Look at the baby food on offer in any supermarket and there will be a wide range of flavours - winter vegetable mix or fruit salad puree, even vegetable curry.
Yet INRA researcher Sophie Nicklaus says this mix of flavours is not necessarily a good thing. Speaking in French at the Méditerranée à Déguster conference in Montpellier last week, she said: “It’s really important that children discover the taste of each vegetable individually. Children who have only eaten mixed vegetable purees will not differentiate between the flavours … meaning they won’t really like the taste of individual vegetables.”
Research from biopsychologist Marion Hetherington backs this. In a study published in Appetite Journal she found that slowly introducing babies to purees made up of one vegetable only (either carrots, green beans, spinach or broccoli) made the babies more receptive afterwards to trying (and liking) other vegetables.
“The strategy (of mixing vegetables or masking them with other flavours) probably does not allow for familiarisation with the visual, olfactory, gustatory or textural properties of vegetables.
“In other words, this approach leads to vegetable intake but not to learning to like, eat and recognize vegetables.”
She said the study supported the practice of introducing children to vegetables one at a time, a practice that is widespread in France and encouraged by health policy-makers there.
Baby food is growing up
According to Nicklaus, baby food trends or habits are culturally linked, reflecting the culinary norms of each country. In Denmark parents use raw vegetable purees; in Portugal they are mixed with olive oil.
And because baby food manufacturers clearly have to appeal to parents as well as and babies, flavours reflect adult consumer trends with exotic ingredients such as amaranth, quinoa or buckwheat.
Some baby food manufacturers are catching on to the idea that nurturing a taste for single vegetables can widen a baby’s palate later in life. Sprout Organic and Earth’s Best have a range of single veggie purees - butternut squash, carrot, green bean, and sweet potato.
These also sit alongside more elaborate combinations such as sweet potato, white beans and cinnamon, perhaps reflecting parents' desire to accustom their children to real-life flavours - not many adults sit down to a meal of pureed spinach.
Attitude matters too
Nicklaus and the researchers at the Centre des Sciences du Goût et de l'Alimentation (Centre for Taste and Food Science) in Dijon found another factor at play in fostering a wide palate - attitude. Parents who took an interest in the provenance, freshness and quality of the baby food tended to have babies who were less ‘difficult’ and more open to trying new flavours.

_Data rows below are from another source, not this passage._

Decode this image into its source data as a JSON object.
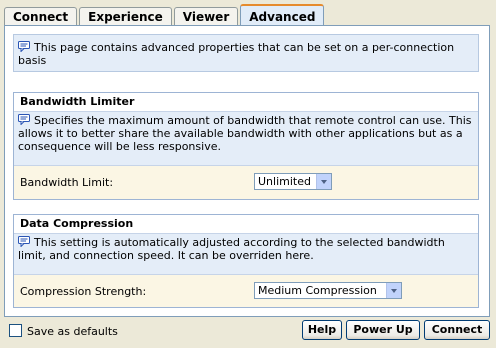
{
  "tabs": [
    {
      "label": "Connect"
    },
    {
      "label": "Experience"
    },
    {
      "label": "Viewer"
    },
    {
      "label": "Advanced"
    }
  ],
  "active_tab": "Advanced",
  "info": {
    "text": "This page contains advanced properties that can be set on a per-connection basis"
  },
  "bandwidth": {
    "title": "Bandwidth Limiter",
    "description": "Specifies the maximum amount of bandwidth that remote control can use. This allows it to better share the available bandwidth with other applications but as a consequence will be less responsive.",
    "field_label": "Bandwidth Limit:",
    "selected": "Unlimited"
  },
  "compression": {
    "title": "Data Compression",
    "description": "This setting is automatically adjusted according to the selected bandwidth limit, and connection speed. It can be overriden here.",
    "field_label": "Compression Strength:",
    "selected": "Medium Compression"
  },
  "footer": {
    "save_defaults_label": "Save as defaults",
    "save_defaults_checked": false,
    "help_label": "Help",
    "powerup_label": "Power Up",
    "connect_label": "Connect"
  },
  "colors": {
    "accent_tab_top": "#e68b2c",
    "info_bg": "#e4edf8",
    "group_bg": "#fbf6e4"
  }
}
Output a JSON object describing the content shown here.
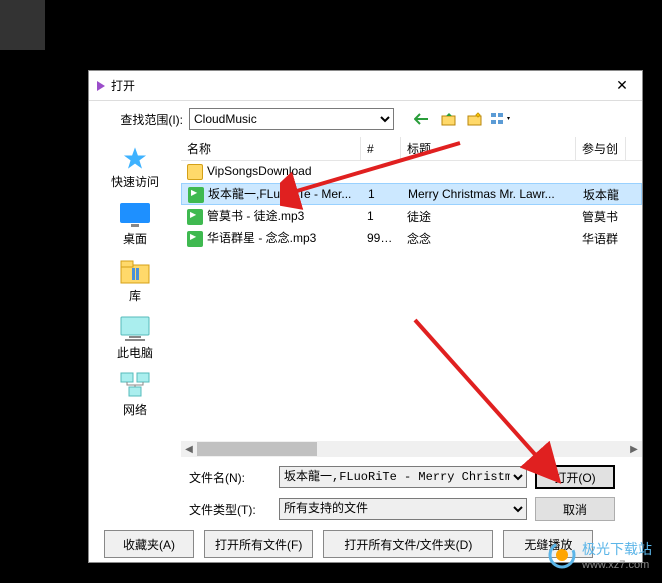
{
  "window": {
    "title": "打开",
    "close": "✕"
  },
  "lookin": {
    "label": "查找范围(I):",
    "value": "CloudMusic"
  },
  "places": [
    {
      "key": "quick",
      "label": "快速访问"
    },
    {
      "key": "desktop",
      "label": "桌面"
    },
    {
      "key": "library",
      "label": "库"
    },
    {
      "key": "thispc",
      "label": "此电脑"
    },
    {
      "key": "network",
      "label": "网络"
    }
  ],
  "columns": {
    "name": "名称",
    "num": "#",
    "title": "标题",
    "artist": "参与创"
  },
  "files": [
    {
      "type": "folder",
      "name": "VipSongsDownload",
      "num": "",
      "title": "",
      "artist": "",
      "selected": false
    },
    {
      "type": "audio",
      "name": "坂本龍一,FLuoRiTe - Mer...",
      "num": "1",
      "title": "Merry Christmas Mr. Lawr...",
      "artist": "坂本龍",
      "selected": true
    },
    {
      "type": "audio",
      "name": "管莫书 - 徒途.mp3",
      "num": "1",
      "title": "徒途",
      "artist": "管莫书",
      "selected": false
    },
    {
      "type": "audio",
      "name": "华语群星 - 念念.mp3",
      "num": "999...",
      "title": "念念",
      "artist": "华语群",
      "selected": false
    }
  ],
  "filename": {
    "label": "文件名(N):",
    "value": "坂本龍一,FLuoRiTe - Merry Christmas Mr"
  },
  "filetype": {
    "label": "文件类型(T):",
    "value": "所有支持的文件"
  },
  "buttons": {
    "open": "打开(O)",
    "cancel": "取消"
  },
  "bottombar": {
    "fav": "收藏夹(A)",
    "openall": "打开所有文件(F)",
    "openallfolder": "打开所有文件/文件夹(D)",
    "seamless": "无缝播放"
  },
  "watermark": {
    "brand": "极光下载站",
    "url": "www.xz7.com"
  }
}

She said this probably stemmed from the fact that these parents focused more on the food rather than the child’s individual preferences during mealtimes – eating the food themselves, talking about the food and gently encouraging – but not insisting - that the child tries it.
Rosie Dodds, senior policy adviser at UK parenting charity NCT said this approach – giving greater freedom to the child to select food during weaning – has been confirmed both by parents and researchers.
“Anecdotally, parents say that babies who can choose what to feed themselves seem to have wider food tastes… There is evidence that a maternal feeding style that is low in control is better for the development of the child’s eating style and weight.
“[Researcher] Gill Rapley suggests that the baby-led weaning method allows babies to regulate their own food intake according to appetite and may reduce food fussiness.”
So what advice should baby food manufacturers take on board apart from developing more single vegetable products?
For Nicklaus, affordability is key – there is no point in making nutritious products if they are priced out of most parents’ range, although she recognised that there was a valid reason behind this: “Food restrictions relating to pesticides are imposed on manufacturers of baby food. These are quite different to adult food and it means that the price is often higher.”
Dodds said manufacturers should stop adding salt and sugar to baby food, and also urged them to comply with WHO advice:
“All the large-scale manufacturers still label foods ‘from 4 months’ in the UK, although I understand Marks and Spencer now have a range which starts at 6 months.
"It is unnecessarily confusing for parents and about time the EU came into line with WHO recommendations [which state] the minimum age foods should be labelled is from 6 months,” she said.
Source: Appetite Journal
First published online 18 October 2014 http://dx.doi.org/10.1016/j.appet.2014.10.014
“A step-by-step introduction to vegetables at the beginning of complementary feeding. The effects of early and repeated exposure.”
Authors: Marion M. Hetherington et al.